_Task_:
Repeat each line of the material word for word.

------------

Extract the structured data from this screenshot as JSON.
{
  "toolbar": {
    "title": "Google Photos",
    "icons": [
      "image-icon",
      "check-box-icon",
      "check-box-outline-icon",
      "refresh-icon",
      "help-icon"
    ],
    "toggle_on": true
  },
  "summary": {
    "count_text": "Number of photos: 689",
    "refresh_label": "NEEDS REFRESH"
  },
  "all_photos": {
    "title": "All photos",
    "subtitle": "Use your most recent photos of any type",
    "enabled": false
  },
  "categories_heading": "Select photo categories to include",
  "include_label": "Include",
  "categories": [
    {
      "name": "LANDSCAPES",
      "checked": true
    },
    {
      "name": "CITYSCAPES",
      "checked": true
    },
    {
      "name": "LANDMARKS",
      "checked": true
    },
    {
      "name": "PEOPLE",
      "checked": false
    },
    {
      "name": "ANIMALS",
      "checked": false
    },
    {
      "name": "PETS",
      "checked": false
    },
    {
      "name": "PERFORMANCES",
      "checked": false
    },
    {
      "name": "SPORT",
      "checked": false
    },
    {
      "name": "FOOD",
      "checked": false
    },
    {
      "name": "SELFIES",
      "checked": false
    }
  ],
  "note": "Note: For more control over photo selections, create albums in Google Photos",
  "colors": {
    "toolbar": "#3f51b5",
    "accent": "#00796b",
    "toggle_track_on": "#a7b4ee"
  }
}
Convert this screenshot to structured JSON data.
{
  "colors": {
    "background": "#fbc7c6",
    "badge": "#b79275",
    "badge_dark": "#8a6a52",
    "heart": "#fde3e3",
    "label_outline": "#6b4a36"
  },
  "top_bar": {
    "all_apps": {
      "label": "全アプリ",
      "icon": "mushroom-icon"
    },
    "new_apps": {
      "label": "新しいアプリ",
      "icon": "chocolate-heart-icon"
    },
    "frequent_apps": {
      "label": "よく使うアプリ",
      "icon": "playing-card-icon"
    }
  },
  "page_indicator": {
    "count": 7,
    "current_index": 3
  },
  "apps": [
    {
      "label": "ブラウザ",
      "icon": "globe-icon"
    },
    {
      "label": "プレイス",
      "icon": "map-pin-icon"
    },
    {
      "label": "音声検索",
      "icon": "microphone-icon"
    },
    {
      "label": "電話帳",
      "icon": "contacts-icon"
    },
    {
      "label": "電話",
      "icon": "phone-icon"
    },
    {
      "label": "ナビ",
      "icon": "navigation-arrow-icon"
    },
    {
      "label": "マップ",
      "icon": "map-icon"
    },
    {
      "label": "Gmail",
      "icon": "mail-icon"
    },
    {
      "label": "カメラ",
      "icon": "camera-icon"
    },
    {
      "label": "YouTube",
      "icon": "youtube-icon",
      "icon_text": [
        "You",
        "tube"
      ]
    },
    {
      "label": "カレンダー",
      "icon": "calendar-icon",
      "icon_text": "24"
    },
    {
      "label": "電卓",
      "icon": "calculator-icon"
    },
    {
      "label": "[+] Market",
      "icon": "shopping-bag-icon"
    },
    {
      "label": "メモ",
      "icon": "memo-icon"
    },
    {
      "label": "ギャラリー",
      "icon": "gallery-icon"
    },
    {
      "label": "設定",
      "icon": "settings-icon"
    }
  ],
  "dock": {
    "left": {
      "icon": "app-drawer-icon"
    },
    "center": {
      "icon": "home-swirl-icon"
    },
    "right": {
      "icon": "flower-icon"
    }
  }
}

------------

_Final answer_:
Extract the structured data from this screenshot as JSON.
{
  "toolbar": {
    "title": "Google Photos",
    "icons": [
      "image-icon",
      "check-box-icon",
      "check-box-outline-icon",
      "refresh-icon",
      "help-icon"
    ],
    "toggle_on": true
  },
  "summary": {
    "count_text": "Number of photos: 689",
    "refresh_label": "NEEDS REFRESH"
  },
  "all_photos": {
    "title": "All photos",
    "subtitle": "Use your most recent photos of any type",
    "enabled": false
  },
  "categories_heading": "Select photo categories to include",
  "include_label": "Include",
  "categories": [
    {
      "name": "LANDSCAPES",
      "checked": true
    },
    {
      "name": "CITYSCAPES",
      "checked": true
    },
    {
      "name": "LANDMARKS",
      "checked": true
    },
    {
      "name": "PEOPLE",
      "checked": false
    },
    {
      "name": "ANIMALS",
      "checked": false
    },
    {
      "name": "PETS",
      "checked": false
    },
    {
      "name": "PERFORMANCES",
      "checked": false
    },
    {
      "name": "SPORT",
      "checked": false
    },
    {
      "name": "FOOD",
      "checked": false
    },
    {
      "name": "SELFIES",
      "checked": false
    }
  ],
  "note": "Note: For more control over photo selections, create albums in Google Photos",
  "colors": {
    "toolbar": "#3f51b5",
    "accent": "#00796b",
    "toggle_track_on": "#a7b4ee"
  }
}
Convert this screenshot to structured JSON data.
{
  "colors": {
    "background": "#fbc7c6",
    "badge": "#b79275",
    "badge_dark": "#8a6a52",
    "heart": "#fde3e3",
    "label_outline": "#6b4a36"
  },
  "top_bar": {
    "all_apps": {
      "label": "全アプリ",
      "icon": "mushroom-icon"
    },
    "new_apps": {
      "label": "新しいアプリ",
      "icon": "chocolate-heart-icon"
    },
    "frequent_apps": {
      "label": "よく使うアプリ",
      "icon": "playing-card-icon"
    }
  },
  "page_indicator": {
    "count": 7,
    "current_index": 3
  },
  "apps": [
    {
      "label": "ブラウザ",
      "icon": "globe-icon"
    },
    {
      "label": "プレイス",
      "icon": "map-pin-icon"
    },
    {
      "label": "音声検索",
      "icon": "microphone-icon"
    },
    {
      "label": "電話帳",
      "icon": "contacts-icon"
    },
    {
      "label": "電話",
      "icon": "phone-icon"
    },
    {
      "label": "ナビ",
      "icon": "navigation-arrow-icon"
    },
    {
      "label": "マップ",
      "icon": "map-icon"
    },
    {
      "label": "Gmail",
      "icon": "mail-icon"
    },
    {
      "label": "カメラ",
      "icon": "camera-icon"
    },
    {
      "label": "YouTube",
      "icon": "youtube-icon",
      "icon_text": [
        "You",
        "tube"
      ]
    },
    {
      "label": "カレンダー",
      "icon": "calendar-icon",
      "icon_text": "24"
    },
    {
      "label": "電卓",
      "icon": "calculator-icon"
    },
    {
      "label": "[+] Market",
      "icon": "shopping-bag-icon"
    },
    {
      "label": "メモ",
      "icon": "memo-icon"
    },
    {
      "label": "ギャラリー",
      "icon": "gallery-icon"
    },
    {
      "label": "設定",
      "icon": "settings-icon"
    }
  ],
  "dock": {
    "left": {
      "icon": "app-drawer-icon"
    },
    "center": {
      "icon": "home-swirl-icon"
    },
    "right": {
      "icon": "flower-icon"
    }
  }
}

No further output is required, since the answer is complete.